▶ **SUPPLIED MATERIAL**:
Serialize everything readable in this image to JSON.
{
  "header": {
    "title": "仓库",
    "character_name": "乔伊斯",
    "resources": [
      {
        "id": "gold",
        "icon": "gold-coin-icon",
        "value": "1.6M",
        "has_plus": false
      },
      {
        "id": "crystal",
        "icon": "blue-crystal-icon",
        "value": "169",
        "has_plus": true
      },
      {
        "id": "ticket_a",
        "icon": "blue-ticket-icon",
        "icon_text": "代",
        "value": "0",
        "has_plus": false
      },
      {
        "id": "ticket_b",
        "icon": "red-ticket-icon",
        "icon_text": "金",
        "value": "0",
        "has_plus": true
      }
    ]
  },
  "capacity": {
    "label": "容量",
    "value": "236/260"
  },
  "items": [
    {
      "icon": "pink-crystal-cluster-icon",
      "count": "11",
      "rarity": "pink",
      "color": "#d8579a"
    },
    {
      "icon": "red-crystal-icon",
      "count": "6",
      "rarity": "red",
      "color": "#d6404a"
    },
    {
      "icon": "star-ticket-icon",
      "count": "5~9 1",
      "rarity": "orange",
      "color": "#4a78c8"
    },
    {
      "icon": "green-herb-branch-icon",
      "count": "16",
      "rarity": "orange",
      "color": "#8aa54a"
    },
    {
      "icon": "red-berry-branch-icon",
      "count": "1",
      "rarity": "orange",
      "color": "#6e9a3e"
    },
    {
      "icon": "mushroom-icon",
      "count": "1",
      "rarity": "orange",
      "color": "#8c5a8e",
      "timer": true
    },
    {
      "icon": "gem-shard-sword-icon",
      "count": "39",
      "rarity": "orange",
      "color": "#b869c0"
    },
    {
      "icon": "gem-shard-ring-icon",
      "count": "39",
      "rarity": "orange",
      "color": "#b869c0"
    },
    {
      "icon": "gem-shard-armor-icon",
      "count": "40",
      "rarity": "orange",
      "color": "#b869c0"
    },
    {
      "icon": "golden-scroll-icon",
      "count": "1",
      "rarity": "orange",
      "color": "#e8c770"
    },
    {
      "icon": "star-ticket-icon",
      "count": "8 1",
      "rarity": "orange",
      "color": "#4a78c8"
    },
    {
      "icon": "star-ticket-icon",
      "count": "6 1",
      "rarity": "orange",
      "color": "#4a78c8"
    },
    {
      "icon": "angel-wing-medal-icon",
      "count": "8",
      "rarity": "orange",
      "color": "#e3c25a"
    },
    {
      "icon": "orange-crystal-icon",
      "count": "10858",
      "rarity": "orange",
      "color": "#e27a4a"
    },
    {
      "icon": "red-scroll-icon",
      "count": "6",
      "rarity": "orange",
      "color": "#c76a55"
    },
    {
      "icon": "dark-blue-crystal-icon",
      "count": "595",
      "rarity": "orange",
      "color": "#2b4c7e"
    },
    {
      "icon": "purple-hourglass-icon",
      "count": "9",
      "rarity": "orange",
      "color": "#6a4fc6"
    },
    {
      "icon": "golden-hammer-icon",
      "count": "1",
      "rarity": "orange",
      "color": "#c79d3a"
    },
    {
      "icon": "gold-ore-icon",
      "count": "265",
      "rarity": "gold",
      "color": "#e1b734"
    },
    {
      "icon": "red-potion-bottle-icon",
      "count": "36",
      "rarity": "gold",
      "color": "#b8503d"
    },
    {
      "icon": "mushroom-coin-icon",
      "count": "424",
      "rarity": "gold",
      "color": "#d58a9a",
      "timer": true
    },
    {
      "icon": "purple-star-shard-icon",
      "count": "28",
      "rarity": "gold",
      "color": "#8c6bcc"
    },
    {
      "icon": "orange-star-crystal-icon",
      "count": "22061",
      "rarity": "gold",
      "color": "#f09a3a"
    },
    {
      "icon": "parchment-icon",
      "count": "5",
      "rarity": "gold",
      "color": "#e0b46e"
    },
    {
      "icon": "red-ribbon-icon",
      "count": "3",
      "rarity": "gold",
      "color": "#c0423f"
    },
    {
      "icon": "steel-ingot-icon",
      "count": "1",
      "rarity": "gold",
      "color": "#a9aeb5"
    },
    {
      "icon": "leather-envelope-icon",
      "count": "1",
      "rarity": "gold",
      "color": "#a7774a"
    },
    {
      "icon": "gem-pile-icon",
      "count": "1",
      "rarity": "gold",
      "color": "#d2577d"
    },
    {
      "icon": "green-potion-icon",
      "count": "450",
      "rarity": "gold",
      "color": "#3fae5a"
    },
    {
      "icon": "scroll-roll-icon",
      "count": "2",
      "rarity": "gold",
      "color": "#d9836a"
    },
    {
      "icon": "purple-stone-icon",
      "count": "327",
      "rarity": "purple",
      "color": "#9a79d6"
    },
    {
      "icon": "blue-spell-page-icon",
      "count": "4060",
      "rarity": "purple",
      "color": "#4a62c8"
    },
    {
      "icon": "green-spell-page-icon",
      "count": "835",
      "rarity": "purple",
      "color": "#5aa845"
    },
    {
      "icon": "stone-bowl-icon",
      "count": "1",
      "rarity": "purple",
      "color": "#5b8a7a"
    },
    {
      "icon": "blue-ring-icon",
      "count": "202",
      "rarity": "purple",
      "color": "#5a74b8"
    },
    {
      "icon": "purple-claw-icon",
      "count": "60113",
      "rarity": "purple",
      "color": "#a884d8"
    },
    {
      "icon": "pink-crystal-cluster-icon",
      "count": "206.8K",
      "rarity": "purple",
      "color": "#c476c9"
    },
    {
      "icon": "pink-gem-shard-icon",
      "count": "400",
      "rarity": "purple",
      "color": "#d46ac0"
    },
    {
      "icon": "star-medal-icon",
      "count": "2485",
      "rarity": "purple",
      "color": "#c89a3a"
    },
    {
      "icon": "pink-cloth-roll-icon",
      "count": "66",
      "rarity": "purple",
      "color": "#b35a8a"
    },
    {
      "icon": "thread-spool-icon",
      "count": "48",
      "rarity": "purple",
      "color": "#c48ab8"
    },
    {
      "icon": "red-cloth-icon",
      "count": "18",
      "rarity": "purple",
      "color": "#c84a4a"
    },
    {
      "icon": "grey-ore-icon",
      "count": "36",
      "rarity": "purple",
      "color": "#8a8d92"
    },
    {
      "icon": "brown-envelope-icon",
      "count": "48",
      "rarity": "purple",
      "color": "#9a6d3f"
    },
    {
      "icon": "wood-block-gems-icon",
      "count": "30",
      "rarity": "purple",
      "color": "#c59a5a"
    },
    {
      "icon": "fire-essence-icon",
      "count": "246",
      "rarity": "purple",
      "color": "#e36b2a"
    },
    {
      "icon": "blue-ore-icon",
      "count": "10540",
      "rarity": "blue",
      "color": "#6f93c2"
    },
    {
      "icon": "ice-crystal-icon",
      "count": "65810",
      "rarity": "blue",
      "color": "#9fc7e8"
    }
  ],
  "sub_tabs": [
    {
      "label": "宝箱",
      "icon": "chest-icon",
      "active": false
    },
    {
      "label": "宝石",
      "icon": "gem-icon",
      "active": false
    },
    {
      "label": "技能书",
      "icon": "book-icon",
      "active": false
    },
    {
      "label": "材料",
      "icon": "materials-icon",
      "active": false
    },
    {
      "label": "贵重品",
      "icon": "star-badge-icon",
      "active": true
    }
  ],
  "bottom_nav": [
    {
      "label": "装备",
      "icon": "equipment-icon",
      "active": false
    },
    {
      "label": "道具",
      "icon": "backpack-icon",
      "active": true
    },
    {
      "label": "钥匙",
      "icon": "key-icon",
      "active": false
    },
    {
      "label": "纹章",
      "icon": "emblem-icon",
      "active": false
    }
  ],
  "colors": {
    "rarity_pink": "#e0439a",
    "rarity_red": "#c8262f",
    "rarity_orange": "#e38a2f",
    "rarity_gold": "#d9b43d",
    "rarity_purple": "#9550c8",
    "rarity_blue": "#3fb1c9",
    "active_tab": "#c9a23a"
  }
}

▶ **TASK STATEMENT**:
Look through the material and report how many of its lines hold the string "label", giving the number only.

▶ **OUTPUT OF THE EXERCISE**:
10